- [ASSIGNMENT]: Look over the lines below. Report each one that includes the string "ORAL".

- [DATA SHOWN]:
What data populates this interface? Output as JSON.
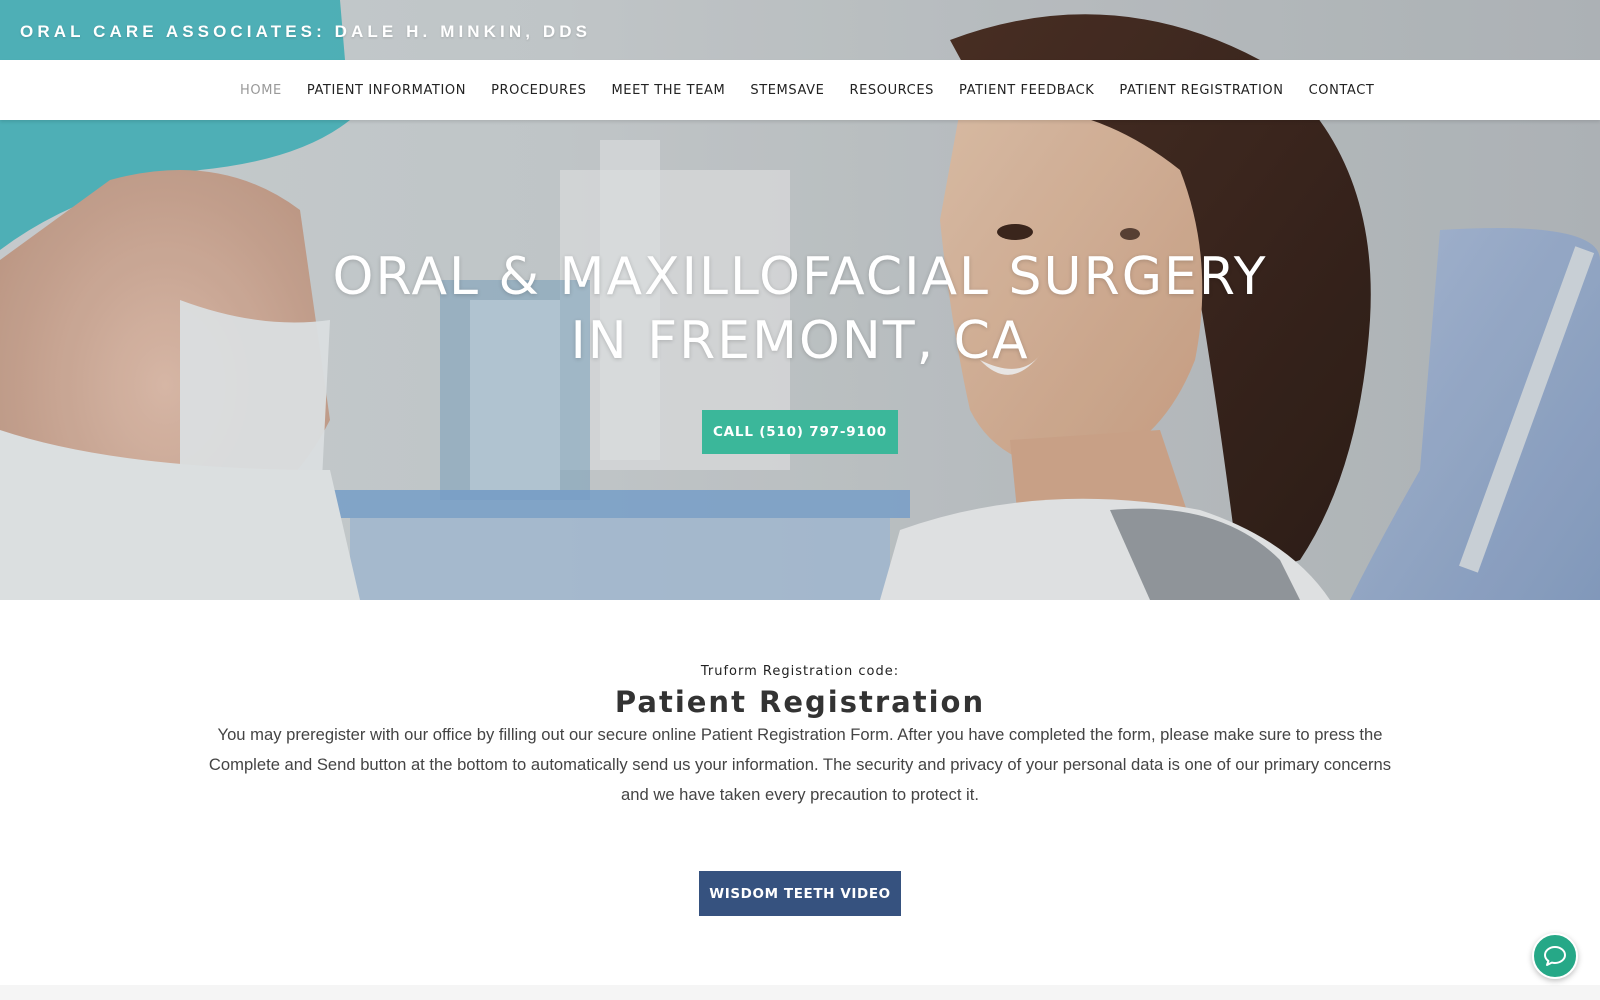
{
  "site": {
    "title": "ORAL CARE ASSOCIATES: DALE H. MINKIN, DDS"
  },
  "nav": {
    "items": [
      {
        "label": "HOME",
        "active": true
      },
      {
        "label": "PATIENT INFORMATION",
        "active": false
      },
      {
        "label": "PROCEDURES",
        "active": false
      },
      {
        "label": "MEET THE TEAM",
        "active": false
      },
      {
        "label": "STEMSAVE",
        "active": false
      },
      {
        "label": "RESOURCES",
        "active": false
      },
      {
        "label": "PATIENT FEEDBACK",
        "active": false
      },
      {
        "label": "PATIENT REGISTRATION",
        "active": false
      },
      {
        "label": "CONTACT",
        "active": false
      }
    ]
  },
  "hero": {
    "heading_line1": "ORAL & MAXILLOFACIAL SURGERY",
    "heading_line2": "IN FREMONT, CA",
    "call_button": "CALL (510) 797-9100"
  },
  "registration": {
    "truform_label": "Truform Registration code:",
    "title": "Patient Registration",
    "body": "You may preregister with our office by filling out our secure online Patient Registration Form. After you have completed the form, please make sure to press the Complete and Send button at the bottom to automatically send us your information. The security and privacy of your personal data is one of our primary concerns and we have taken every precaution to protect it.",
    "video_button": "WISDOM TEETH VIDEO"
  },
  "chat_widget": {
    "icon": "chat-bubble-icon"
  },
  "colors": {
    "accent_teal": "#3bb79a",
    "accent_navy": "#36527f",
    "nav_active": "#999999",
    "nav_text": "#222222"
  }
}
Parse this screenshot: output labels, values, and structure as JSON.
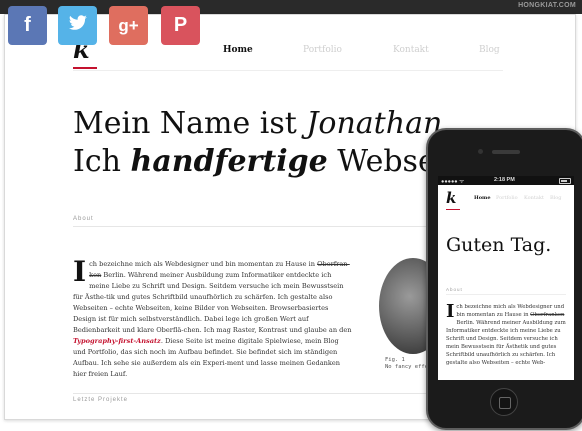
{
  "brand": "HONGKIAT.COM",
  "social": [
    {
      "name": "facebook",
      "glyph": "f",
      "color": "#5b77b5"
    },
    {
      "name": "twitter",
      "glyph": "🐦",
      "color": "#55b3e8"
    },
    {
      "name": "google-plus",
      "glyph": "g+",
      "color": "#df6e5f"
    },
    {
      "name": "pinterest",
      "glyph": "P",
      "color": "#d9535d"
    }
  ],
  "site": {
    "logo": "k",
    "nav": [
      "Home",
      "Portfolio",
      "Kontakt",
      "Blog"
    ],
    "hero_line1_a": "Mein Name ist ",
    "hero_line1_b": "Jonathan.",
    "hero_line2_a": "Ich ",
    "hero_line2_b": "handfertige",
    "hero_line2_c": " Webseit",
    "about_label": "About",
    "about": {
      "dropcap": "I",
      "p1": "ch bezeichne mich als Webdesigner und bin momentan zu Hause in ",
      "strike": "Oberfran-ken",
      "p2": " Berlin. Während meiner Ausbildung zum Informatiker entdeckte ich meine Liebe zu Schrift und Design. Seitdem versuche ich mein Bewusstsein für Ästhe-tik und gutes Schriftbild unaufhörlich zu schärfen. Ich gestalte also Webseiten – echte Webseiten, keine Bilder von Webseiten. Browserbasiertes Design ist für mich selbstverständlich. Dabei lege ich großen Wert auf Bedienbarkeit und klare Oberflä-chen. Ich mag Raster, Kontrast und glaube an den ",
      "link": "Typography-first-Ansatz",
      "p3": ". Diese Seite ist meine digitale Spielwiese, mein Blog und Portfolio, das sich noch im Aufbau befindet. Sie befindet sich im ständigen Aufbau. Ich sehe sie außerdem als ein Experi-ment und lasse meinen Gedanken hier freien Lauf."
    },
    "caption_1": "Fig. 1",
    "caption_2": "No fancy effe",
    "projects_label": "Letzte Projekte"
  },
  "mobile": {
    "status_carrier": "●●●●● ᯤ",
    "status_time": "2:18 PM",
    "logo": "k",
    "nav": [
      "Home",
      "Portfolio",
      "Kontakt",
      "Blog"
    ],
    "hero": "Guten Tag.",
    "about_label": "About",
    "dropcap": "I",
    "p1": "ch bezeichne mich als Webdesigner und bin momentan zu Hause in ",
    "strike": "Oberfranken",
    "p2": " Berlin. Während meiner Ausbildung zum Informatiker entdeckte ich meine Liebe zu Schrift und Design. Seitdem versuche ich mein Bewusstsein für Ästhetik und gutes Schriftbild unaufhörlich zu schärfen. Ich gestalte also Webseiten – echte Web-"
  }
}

- [TASK RESPONSE]:
    "title": "ORAL CARE ASSOCIATES: DALE H. MINKIN, DDS"
    "heading_line1": "ORAL & MAXILLOFACIAL SURGERY",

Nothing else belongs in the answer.